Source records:
+-------+

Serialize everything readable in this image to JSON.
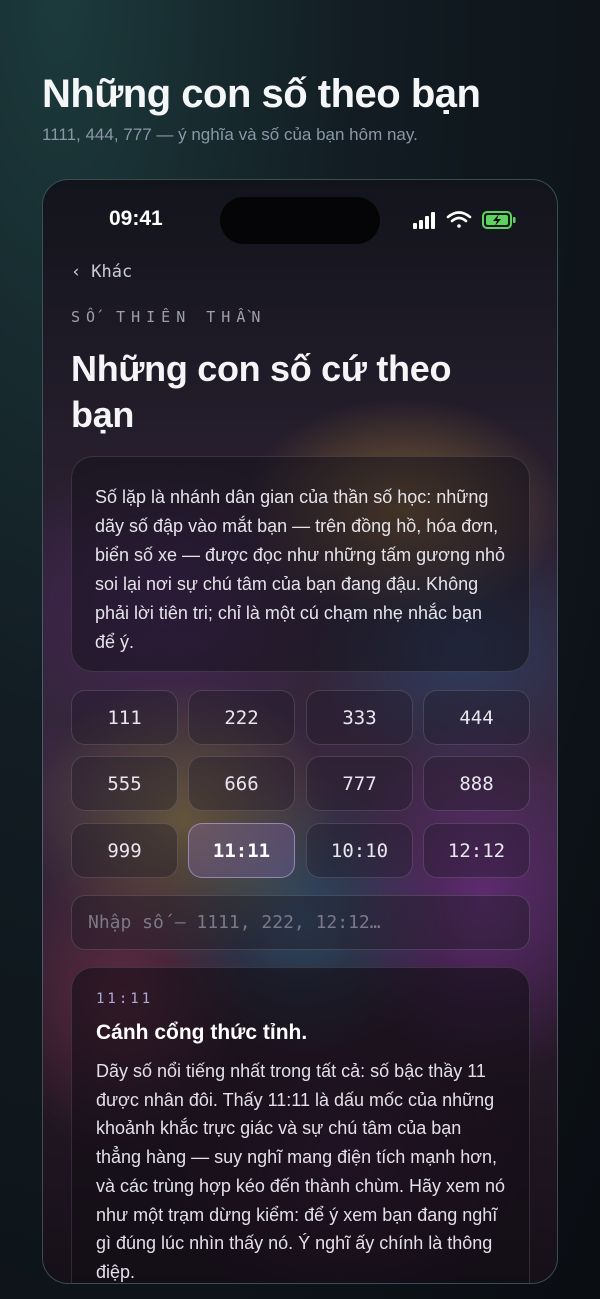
{
  "page": {
    "title": "Những con số theo bạn",
    "subtitle": "1111, 444, 777 — ý nghĩa và số của bạn hôm nay."
  },
  "status_bar": {
    "time": "09:41",
    "icons": [
      "signal-icon",
      "wifi-icon",
      "battery-charging-icon"
    ]
  },
  "nav": {
    "back_label": "Khác"
  },
  "eyebrow": "SỐ THIÊN THẦN",
  "heading": "Những con số cứ theo bạn",
  "intro": "Số lặp là nhánh dân gian của thần số học: những dãy số đập vào mắt bạn — trên đồng hồ, hóa đơn, biển số xe — được đọc như những tấm gương nhỏ soi lại nơi sự chú tâm của bạn đang đậu. Không phải lời tiên tri; chỉ là một cú chạm nhẹ nhắc bạn để ý.",
  "numbers": [
    "111",
    "222",
    "333",
    "444",
    "555",
    "666",
    "777",
    "888",
    "999",
    "11:11",
    "10:10",
    "12:12"
  ],
  "selected_number": "11:11",
  "search": {
    "placeholder": "Nhập số — 1111, 222, 12:12…",
    "value": ""
  },
  "detail": {
    "label": "11:11",
    "title": "Cánh cổng thức tỉnh.",
    "body": "Dãy số nổi tiếng nhất trong tất cả: số bậc thầy 11 được nhân đôi. Thấy 11:11 là dấu mốc của những khoảnh khắc trực giác và sự chú tâm của bạn thẳng hàng — suy nghĩ mang điện tích mạnh hơn, và các trùng hợp kéo đến thành chùm. Hãy xem nó như một trạm dừng kiểm: để ý xem bạn đang nghĩ gì đúng lúc nhìn thấy nó. Ý nghĩ ấy chính là thông điệp."
  },
  "colors": {
    "accent": "#b0a8d8",
    "battery": "#5fd35f"
  }
}
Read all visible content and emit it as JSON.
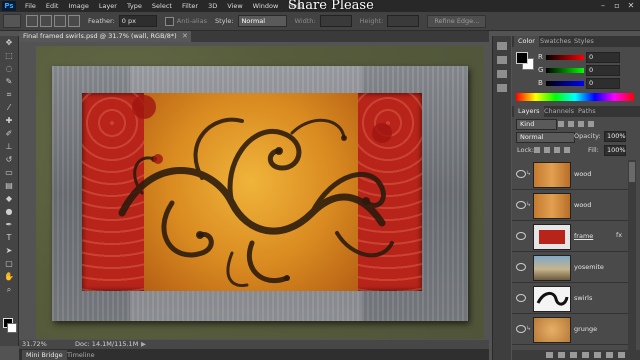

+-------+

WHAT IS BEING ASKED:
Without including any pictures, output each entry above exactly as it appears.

SOLUTION:
Serialize everything readable in this image to JSON.
{
  "page": {
    "title": "Những con số theo bạn",
    "subtitle": "1111, 444, 777 — ý nghĩa và số của bạn hôm nay."
  },
  "status_bar": {
    "time": "09:41",
    "icons": [
      "signal-icon",
      "wifi-icon",
      "battery-charging-icon"
    ]
  },
  "nav": {
    "back_label": "Khác"
  },
  "eyebrow": "SỐ THIÊN THẦN",
  "heading": "Những con số cứ theo bạn",
  "intro": "Số lặp là nhánh dân gian của thần số học: những dãy số đập vào mắt bạn — trên đồng hồ, hóa đơn, biển số xe — được đọc như những tấm gương nhỏ soi lại nơi sự chú tâm của bạn đang đậu. Không phải lời tiên tri; chỉ là một cú chạm nhẹ nhắc bạn để ý.",
  "numbers": [
    "111",
    "222",
    "333",
    "444",
    "555",
    "666",
    "777",
    "888",
    "999",
    "11:11",
    "10:10",
    "12:12"
  ],
  "selected_number": "11:11",
  "search": {
    "placeholder": "Nhập số — 1111, 222, 12:12…",
    "value": ""
  },
  "detail": {
    "label": "11:11",
    "title": "Cánh cổng thức tỉnh.",
    "body": "Dãy số nổi tiếng nhất trong tất cả: số bậc thầy 11 được nhân đôi. Thấy 11:11 là dấu mốc của những khoảnh khắc trực giác và sự chú tâm của bạn thẳng hàng — suy nghĩ mang điện tích mạnh hơn, và các trùng hợp kéo đến thành chùm. Hãy xem nó như một trạm dừng kiểm: để ý xem bạn đang nghĩ gì đúng lúc nhìn thấy nó. Ý nghĩ ấy chính là thông điệp."
  },
  "colors": {
    "accent": "#b0a8d8",
    "battery": "#5fd35f"
  }
}
Read all visible content and emit it as JSON.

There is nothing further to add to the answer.